As you might expect, there’s extensive control over the lighting thanks to the HyperX NGENUITY software. You can choose from several preset lighting profiles or create your own. I found the process of creating my own to be so much easier and intuitive than Razer’s overly complex Chroma Studio. The NGENUITY software also gives you several options to remap keys and create macros for easier workflow and gameplay. These are all saved to the onboard memory and accessible via the top profiles and Game mode buttons.
Aside from the looks, the keys are extremely fast actuating and accurate. The Elite 2 uses HyperX Red mechanical switches which are extremely smooth with no resistance or bump through their 3.8mm travel. This is great for gaming as you can expect an instant response to your button presses which is necessary for high stakes competitive gaming. The keys are also 100% anti-ghosting with N-key rollover.

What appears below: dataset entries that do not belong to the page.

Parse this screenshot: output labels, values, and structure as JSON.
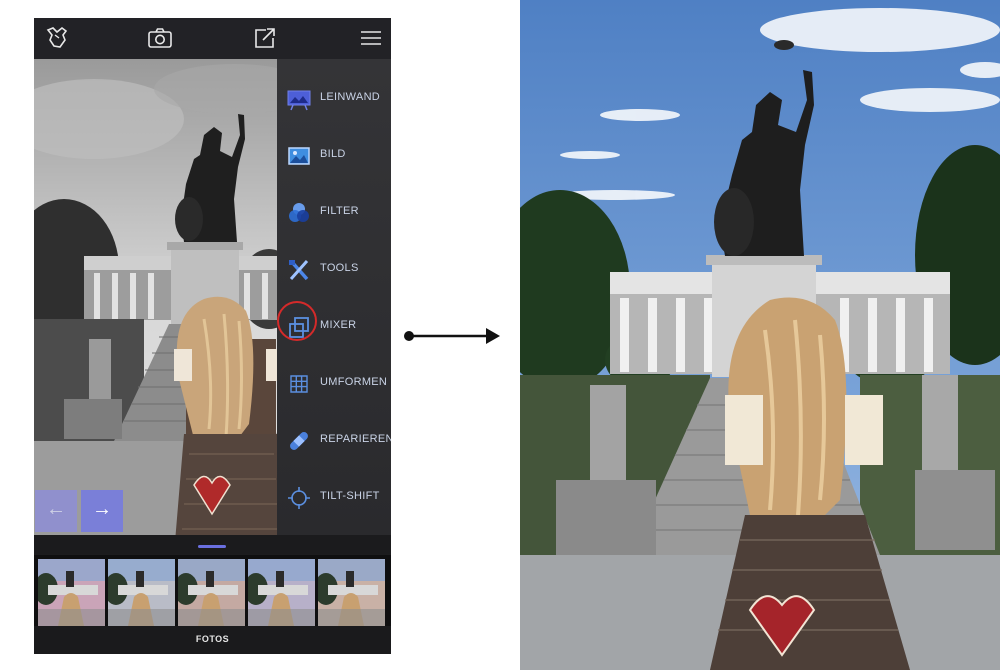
{
  "app": {
    "toolbar_icons": [
      "brand-logo-icon",
      "camera-icon",
      "share-icon",
      "menu-icon"
    ]
  },
  "menu": {
    "items": [
      {
        "label": "LEINWAND",
        "icon": "canvas-icon"
      },
      {
        "label": "BILD",
        "icon": "image-icon"
      },
      {
        "label": "FILTER",
        "icon": "filter-icon"
      },
      {
        "label": "TOOLS",
        "icon": "tools-icon"
      },
      {
        "label": "MIXER",
        "icon": "mixer-icon",
        "highlighted": true
      },
      {
        "label": "UMFORMEN",
        "icon": "transform-icon"
      },
      {
        "label": "REPARIEREN",
        "icon": "repair-icon"
      },
      {
        "label": "TILT-SHIFT",
        "icon": "tilt-shift-icon"
      }
    ]
  },
  "nav": {
    "prev": "←",
    "next": "→"
  },
  "filmstrip": {
    "thumbnail_count": 5
  },
  "footer": {
    "tab_label": "FOTOS"
  },
  "colors": {
    "accent": "#7a7fd8",
    "menu_label": "#c9d3e6",
    "highlight_ring": "#d42a2a",
    "sky_result": "#5f8fcf"
  }
}
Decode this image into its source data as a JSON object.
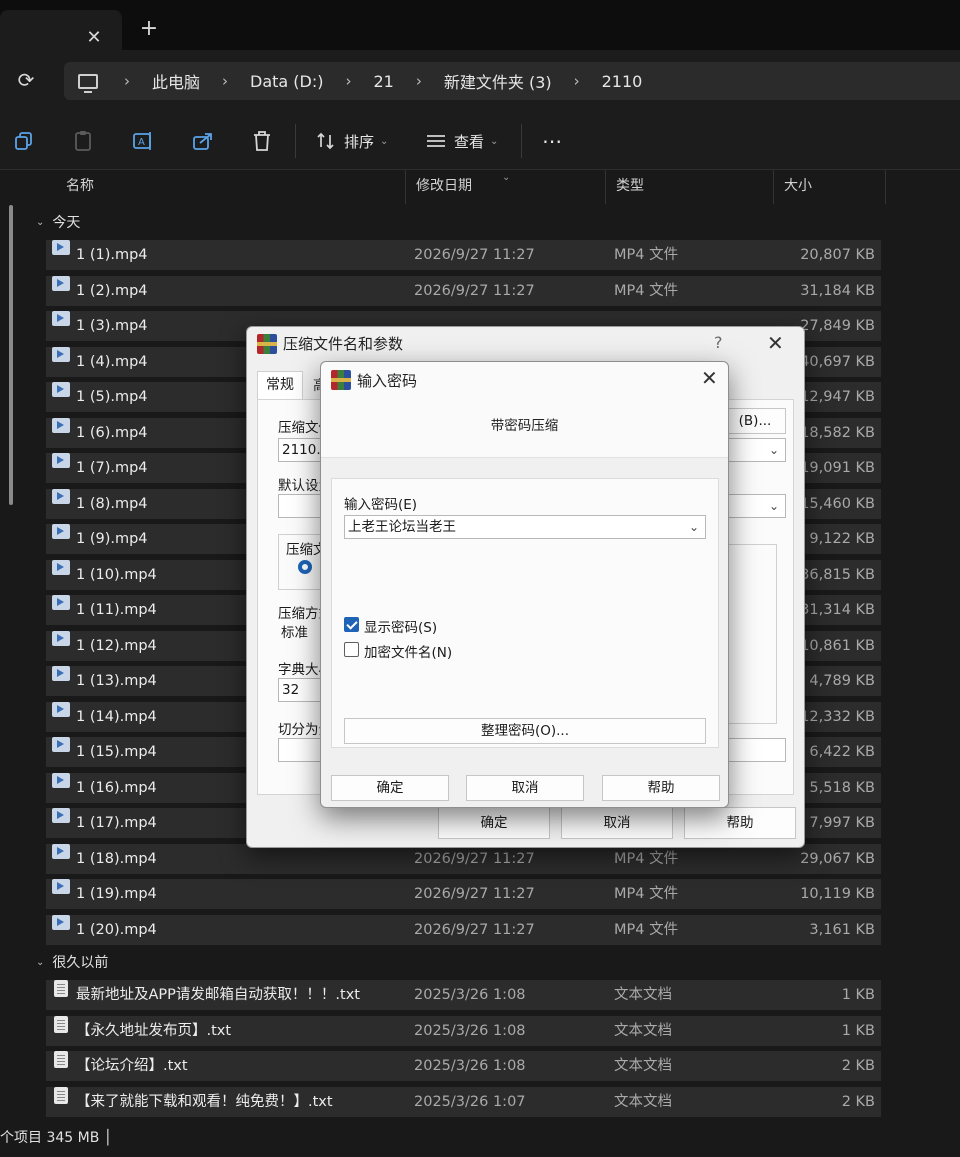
{
  "tab": {
    "close_glyph": "✕",
    "add_glyph": "+"
  },
  "address": {
    "refresh_glyph": "⟳",
    "separator": "›",
    "crumbs": [
      "此电脑",
      "Data (D:)",
      "21",
      "新建文件夹 (3)",
      "2110"
    ]
  },
  "toolbar": {
    "sort_label": "排序",
    "view_label": "查看",
    "more_glyph": "⋯",
    "chevron": "⌄"
  },
  "columns": {
    "name": "名称",
    "date": "修改日期",
    "type": "类型",
    "size": "大小"
  },
  "groups": {
    "today": "今天",
    "long_ago": "很久以前",
    "chevron": "⌄"
  },
  "video_files": [
    {
      "name": "1 (1).mp4",
      "date": "2026/9/27 11:27",
      "type": "MP4 文件",
      "size": "20,807 KB"
    },
    {
      "name": "1 (2).mp4",
      "date": "2026/9/27 11:27",
      "type": "MP4 文件",
      "size": "31,184 KB"
    },
    {
      "name": "1 (3).mp4",
      "date": "",
      "type": "",
      "size": "27,849 KB"
    },
    {
      "name": "1 (4).mp4",
      "date": "",
      "type": "",
      "size": "40,697 KB"
    },
    {
      "name": "1 (5).mp4",
      "date": "",
      "type": "",
      "size": "12,947 KB"
    },
    {
      "name": "1 (6).mp4",
      "date": "",
      "type": "",
      "size": "18,582 KB"
    },
    {
      "name": "1 (7).mp4",
      "date": "",
      "type": "",
      "size": "19,091 KB"
    },
    {
      "name": "1 (8).mp4",
      "date": "",
      "type": "",
      "size": "15,460 KB"
    },
    {
      "name": "1 (9).mp4",
      "date": "",
      "type": "",
      "size": "9,122 KB"
    },
    {
      "name": "1 (10).mp4",
      "date": "",
      "type": "",
      "size": "36,815 KB"
    },
    {
      "name": "1 (11).mp4",
      "date": "",
      "type": "",
      "size": "31,314 KB"
    },
    {
      "name": "1 (12).mp4",
      "date": "",
      "type": "",
      "size": "10,861 KB"
    },
    {
      "name": "1 (13).mp4",
      "date": "",
      "type": "",
      "size": "4,789 KB"
    },
    {
      "name": "1 (14).mp4",
      "date": "",
      "type": "",
      "size": "12,332 KB"
    },
    {
      "name": "1 (15).mp4",
      "date": "",
      "type": "",
      "size": "6,422 KB"
    },
    {
      "name": "1 (16).mp4",
      "date": "",
      "type": "",
      "size": "5,518 KB"
    },
    {
      "name": "1 (17).mp4",
      "date": "",
      "type": "",
      "size": "7,997 KB"
    },
    {
      "name": "1 (18).mp4",
      "date": "2026/9/27 11:27",
      "type": "MP4 文件",
      "size": "29,067 KB"
    },
    {
      "name": "1 (19).mp4",
      "date": "2026/9/27 11:27",
      "type": "MP4 文件",
      "size": "10,119 KB"
    },
    {
      "name": "1 (20).mp4",
      "date": "2026/9/27 11:27",
      "type": "MP4 文件",
      "size": "3,161 KB"
    }
  ],
  "text_files": [
    {
      "name": "最新地址及APP请发邮箱自动获取！！！.txt",
      "date": "2025/3/26 1:08",
      "type": "文本文档",
      "size": "1 KB"
    },
    {
      "name": "【永久地址发布页】.txt",
      "date": "2025/3/26 1:08",
      "type": "文本文档",
      "size": "1 KB"
    },
    {
      "name": "【论坛介绍】.txt",
      "date": "2025/3/26 1:08",
      "type": "文本文档",
      "size": "2 KB"
    },
    {
      "name": "【来了就能下载和观看！纯免费！】.txt",
      "date": "2025/3/26 1:07",
      "type": "文本文档",
      "size": "2 KB"
    }
  ],
  "status": {
    "text": "个项目  345 MB  │"
  },
  "archive_dialog": {
    "title": "压缩文件名和参数",
    "help_glyph": "?",
    "close_glyph": "✕",
    "tab_general": "常规",
    "tab_advanced": "高",
    "archive_name_label": "压缩文件",
    "archive_name_value": "2110.r",
    "browse_label": "(B)...",
    "default_profile_label": "默认设置",
    "format_group_label": "压缩文",
    "method_label": "压缩方式",
    "method_value": "标准",
    "dict_label": "字典大小",
    "dict_value": "32",
    "split_label": "切分为分卷",
    "ok_label": "确定",
    "cancel_label": "取消",
    "help_label": "帮助"
  },
  "password_dialog": {
    "title": "输入密码",
    "close_glyph": "✕",
    "subtitle": "带密码压缩",
    "password_label": "输入密码(E)",
    "password_value": "上老王论坛当老王",
    "show_password_label": "显示密码(S)",
    "show_password_checked": true,
    "encrypt_names_label": "加密文件名(N)",
    "encrypt_names_checked": false,
    "organize_label": "整理密码(O)...",
    "ok_label": "确定",
    "cancel_label": "取消",
    "help_label": "帮助"
  }
}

Typing is equally fast as a result but some might prefer Brown or Tactile switches for better feedback when typing. This is because the HyperX Red switches actuate at 1.8mm, halfway their full travel but since there is no bump or click, I push them all the way through. It feels odd to see characters appear on the screen before I’ve finished bottoming out the keys.
The HyperX Alloy Elite 2 is one hell of a package. It costs about $290 which is a bit more than my favourite keyboard, the Roccat Vulcan 120. The Elite 2 can’t compete with the sheer good looks of the Roccat but the typing experience is better and it has USB passthrough. However, the Roccat also comes with a wrist wrest in the box. The Elite 2 is certainly one of the best full-size mechanical keyboards I’ve used.
The keys are wicked fast and the lighting is fantastic if that’s what you look for in a keyboard. The software is easy to use and console players can use it too. My only gripe is the lack of option to choose different key switches but hopefully, HyperX will consider that in the future. And I hope they also change those pudding caps to translucent or better still, cut them off completely.
HyperX Australia provided the Alloy Elite 2 to PowerUp! for the purpose of this review.